Another Tripod down!
That last damned infantry stand has proved very hard to kill, moving through the ruins and dodging gas attacks. Hold still, squishy humans...
Green gas finishes off a mortar unit. Good thing too - my remaining slaver was damaged, and can't move effectively and those scorpions are at the edge of its range.
A unit of courageous rough riders has survived, and tries to harass the Martian rear. Ineffectively.
Scorpion drones find that the lone infantry stand remains in range of the slaver, they rush in, scrambling up the walls and slaughtering the remaining men.
Only a partial rough rider unit has survived to reach turn 4, and it does so significantly out of position of old glory. Remember, Jamie can still win this if those rough riders (with significant cover bonuses) manage to be within 12" of Old Glory at the end of the game (turn 6 or 7).
The fast little buggers dart around and the Martians give chase. Rough riders are really difficult to hit in good cover, and they survive into round 5. The ruins they're in are outside of the 12" needed to win, but if they can cross into the building across from it, which is easily within their 10" movement, the Americans can still eek out a win.
Not going to let that happen, are we boys?
The Martians move in and wall off any possibility of a human victory. The rough riders literally can't find a clear path, even if there had been a commander left to issue a move order. Green gas is dropped on the trapped unit just as the scorpion drones charge. A Martian victory!
As my wife would say of course it was a Martian Victory. They are simply superior.
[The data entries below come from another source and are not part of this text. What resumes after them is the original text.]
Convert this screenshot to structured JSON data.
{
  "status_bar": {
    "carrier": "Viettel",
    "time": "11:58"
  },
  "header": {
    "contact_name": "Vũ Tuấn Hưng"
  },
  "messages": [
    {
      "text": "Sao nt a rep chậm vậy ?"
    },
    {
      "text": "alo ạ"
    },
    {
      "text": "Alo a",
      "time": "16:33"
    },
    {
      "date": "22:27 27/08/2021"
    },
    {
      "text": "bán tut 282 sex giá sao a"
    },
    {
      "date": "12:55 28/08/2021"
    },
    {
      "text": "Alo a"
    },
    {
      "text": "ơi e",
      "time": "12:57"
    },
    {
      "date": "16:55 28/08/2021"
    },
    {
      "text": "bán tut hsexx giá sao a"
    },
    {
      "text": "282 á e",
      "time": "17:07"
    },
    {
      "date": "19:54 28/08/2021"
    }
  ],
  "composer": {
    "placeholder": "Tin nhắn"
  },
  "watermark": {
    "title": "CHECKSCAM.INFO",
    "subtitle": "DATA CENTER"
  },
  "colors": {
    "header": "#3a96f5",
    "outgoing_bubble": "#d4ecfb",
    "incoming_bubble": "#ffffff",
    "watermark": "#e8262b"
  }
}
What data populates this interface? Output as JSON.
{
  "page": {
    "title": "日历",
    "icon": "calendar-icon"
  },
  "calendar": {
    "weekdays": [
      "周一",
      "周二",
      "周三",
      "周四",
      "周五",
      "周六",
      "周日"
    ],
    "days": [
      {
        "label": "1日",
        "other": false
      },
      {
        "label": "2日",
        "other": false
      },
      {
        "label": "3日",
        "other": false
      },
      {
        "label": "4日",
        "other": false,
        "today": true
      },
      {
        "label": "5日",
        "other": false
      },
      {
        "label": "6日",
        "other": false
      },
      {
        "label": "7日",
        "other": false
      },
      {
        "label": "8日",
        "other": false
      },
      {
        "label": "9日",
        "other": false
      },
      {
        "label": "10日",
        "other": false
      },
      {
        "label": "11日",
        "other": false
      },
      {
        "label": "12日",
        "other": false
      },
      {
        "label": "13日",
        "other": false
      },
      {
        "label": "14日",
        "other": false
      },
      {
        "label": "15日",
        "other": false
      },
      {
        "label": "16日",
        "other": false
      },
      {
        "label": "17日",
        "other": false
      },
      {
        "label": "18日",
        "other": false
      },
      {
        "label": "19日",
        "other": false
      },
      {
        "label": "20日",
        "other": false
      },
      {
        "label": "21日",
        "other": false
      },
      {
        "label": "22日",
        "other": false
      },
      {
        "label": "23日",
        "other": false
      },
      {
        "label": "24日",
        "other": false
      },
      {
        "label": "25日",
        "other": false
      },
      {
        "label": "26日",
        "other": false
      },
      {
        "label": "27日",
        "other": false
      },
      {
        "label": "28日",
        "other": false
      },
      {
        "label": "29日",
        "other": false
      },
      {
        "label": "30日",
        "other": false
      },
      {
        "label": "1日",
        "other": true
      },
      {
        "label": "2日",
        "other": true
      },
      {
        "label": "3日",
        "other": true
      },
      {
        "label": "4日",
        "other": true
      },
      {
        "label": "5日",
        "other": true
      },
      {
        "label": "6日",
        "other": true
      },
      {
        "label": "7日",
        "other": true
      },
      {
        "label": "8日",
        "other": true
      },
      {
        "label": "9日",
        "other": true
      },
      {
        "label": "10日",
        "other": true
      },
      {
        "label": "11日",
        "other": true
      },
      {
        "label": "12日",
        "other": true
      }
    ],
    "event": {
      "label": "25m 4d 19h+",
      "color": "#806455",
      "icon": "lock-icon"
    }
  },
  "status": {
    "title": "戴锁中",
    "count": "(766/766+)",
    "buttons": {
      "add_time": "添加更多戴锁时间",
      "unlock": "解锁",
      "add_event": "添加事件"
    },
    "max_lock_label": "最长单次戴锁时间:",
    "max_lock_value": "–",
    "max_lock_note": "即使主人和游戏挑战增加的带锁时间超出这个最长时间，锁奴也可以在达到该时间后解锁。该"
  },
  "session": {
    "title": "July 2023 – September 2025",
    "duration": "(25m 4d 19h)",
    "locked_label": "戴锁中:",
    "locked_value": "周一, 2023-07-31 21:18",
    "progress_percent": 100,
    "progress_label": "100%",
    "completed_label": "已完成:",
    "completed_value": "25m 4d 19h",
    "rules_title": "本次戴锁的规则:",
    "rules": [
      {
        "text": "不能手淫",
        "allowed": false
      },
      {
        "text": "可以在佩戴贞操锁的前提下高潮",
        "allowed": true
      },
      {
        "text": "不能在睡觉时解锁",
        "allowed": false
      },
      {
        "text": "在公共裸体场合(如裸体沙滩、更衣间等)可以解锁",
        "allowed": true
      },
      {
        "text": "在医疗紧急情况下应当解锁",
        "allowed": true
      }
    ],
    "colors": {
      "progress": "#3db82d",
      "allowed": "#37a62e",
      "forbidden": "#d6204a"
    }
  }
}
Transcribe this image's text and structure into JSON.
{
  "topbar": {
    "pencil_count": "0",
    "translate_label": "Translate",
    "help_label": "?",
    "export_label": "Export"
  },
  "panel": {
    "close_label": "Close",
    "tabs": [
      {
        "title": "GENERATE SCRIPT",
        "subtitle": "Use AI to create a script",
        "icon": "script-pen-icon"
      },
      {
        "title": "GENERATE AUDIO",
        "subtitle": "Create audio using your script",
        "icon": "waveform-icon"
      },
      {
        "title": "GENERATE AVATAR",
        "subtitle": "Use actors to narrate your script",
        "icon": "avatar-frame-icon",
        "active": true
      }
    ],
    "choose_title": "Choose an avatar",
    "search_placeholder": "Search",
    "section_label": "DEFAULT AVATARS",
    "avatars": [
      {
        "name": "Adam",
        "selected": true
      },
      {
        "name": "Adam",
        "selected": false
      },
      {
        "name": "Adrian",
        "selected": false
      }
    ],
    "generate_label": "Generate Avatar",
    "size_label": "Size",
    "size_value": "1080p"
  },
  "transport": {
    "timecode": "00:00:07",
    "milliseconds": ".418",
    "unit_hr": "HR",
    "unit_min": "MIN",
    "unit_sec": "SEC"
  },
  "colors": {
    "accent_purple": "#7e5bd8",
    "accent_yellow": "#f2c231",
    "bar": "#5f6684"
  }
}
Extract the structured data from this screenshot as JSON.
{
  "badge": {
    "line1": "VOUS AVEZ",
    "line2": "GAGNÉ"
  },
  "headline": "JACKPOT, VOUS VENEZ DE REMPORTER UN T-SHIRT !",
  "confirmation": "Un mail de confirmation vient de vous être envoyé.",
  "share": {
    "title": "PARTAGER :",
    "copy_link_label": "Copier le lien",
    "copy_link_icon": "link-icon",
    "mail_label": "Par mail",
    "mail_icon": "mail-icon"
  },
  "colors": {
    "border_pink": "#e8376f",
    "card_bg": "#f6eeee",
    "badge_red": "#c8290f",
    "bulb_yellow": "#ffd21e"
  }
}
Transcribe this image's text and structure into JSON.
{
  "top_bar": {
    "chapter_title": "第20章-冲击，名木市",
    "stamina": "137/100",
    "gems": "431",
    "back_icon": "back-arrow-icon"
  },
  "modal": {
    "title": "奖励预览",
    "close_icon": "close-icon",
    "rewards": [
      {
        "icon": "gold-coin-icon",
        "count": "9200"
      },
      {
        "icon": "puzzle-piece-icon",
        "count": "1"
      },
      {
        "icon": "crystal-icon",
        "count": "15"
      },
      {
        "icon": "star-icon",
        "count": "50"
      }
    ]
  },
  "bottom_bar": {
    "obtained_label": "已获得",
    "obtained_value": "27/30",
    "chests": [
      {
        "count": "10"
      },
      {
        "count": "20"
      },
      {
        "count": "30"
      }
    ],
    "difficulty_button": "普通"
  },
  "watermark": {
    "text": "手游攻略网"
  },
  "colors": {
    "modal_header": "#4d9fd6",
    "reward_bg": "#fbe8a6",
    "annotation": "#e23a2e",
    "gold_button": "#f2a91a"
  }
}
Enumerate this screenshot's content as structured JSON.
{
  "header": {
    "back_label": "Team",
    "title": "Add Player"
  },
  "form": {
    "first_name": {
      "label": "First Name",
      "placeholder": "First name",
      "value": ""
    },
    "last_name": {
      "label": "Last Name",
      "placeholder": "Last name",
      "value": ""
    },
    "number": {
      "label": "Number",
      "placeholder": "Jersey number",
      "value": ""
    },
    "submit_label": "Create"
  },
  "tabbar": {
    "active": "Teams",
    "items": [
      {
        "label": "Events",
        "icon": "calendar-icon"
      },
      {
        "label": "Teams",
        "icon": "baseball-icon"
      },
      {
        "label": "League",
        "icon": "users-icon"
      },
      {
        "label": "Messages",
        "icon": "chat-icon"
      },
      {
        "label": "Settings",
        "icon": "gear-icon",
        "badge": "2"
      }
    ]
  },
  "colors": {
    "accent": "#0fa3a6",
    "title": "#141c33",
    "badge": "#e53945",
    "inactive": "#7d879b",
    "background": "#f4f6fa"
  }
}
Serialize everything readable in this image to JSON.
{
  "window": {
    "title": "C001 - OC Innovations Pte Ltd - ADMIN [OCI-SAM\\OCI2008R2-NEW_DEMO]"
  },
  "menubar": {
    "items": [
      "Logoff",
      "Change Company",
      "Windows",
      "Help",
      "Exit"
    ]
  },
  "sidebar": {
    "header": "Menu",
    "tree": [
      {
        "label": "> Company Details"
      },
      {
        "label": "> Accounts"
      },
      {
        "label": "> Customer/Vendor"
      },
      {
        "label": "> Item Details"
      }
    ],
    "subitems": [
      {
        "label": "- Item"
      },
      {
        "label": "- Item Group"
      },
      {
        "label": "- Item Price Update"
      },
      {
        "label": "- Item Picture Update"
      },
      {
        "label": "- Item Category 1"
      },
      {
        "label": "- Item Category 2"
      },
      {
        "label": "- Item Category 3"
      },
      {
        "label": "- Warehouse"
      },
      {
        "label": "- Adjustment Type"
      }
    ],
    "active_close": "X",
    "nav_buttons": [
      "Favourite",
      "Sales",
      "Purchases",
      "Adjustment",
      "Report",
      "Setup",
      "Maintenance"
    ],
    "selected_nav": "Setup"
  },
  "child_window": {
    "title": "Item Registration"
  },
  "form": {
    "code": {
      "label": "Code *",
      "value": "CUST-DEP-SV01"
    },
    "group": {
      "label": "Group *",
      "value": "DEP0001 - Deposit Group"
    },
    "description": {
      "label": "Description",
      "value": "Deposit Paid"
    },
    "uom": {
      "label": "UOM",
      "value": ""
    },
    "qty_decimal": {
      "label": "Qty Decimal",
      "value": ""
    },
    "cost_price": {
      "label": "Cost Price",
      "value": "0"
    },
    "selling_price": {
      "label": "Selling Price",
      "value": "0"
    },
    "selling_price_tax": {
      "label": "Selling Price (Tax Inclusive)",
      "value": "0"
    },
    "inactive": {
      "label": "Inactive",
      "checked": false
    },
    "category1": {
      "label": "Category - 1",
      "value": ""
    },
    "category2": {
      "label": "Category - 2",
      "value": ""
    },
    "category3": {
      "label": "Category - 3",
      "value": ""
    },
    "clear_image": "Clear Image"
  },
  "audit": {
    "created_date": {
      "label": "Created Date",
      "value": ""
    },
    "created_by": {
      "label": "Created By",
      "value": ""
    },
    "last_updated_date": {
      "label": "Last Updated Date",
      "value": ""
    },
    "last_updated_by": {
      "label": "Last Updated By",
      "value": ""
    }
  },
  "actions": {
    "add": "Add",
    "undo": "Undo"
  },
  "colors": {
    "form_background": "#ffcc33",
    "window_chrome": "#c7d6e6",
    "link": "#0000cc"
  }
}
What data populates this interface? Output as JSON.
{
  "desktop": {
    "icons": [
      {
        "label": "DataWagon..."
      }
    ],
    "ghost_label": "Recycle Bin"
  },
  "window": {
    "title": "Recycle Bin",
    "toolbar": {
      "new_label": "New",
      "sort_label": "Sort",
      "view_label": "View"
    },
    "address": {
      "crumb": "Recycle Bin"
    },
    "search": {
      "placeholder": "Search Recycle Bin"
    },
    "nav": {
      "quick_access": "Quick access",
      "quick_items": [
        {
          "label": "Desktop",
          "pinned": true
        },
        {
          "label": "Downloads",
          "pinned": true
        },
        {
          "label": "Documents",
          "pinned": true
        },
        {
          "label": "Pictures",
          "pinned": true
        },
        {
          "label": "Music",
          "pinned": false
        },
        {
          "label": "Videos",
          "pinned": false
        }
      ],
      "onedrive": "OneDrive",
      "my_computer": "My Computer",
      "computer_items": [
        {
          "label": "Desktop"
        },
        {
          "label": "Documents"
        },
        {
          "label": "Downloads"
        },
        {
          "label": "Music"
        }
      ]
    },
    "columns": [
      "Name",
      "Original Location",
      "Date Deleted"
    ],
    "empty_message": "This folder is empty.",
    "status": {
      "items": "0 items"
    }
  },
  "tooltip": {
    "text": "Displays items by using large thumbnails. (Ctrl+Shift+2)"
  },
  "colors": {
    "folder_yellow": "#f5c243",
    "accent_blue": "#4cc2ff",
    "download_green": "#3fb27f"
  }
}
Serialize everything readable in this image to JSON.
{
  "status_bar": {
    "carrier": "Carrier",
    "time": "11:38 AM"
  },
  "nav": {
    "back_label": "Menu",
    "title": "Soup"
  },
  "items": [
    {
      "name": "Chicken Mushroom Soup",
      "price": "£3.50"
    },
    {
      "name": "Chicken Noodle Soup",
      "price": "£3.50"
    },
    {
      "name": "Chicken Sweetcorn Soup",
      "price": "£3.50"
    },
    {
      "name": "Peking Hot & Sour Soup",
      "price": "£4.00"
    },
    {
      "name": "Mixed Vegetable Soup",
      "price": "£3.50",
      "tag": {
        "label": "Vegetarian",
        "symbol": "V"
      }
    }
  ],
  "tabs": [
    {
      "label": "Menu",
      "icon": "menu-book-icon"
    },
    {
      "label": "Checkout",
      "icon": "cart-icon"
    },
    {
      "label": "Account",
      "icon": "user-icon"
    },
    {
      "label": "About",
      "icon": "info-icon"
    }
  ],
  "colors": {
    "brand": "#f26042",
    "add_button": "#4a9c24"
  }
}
The scenario seems well balanced, and it was definitely challenging on both sides. Both sides require a solid strategy and disciplined play to win. Jamie and I agree - this is the best AQ scenario we've played. He already wants to replay it.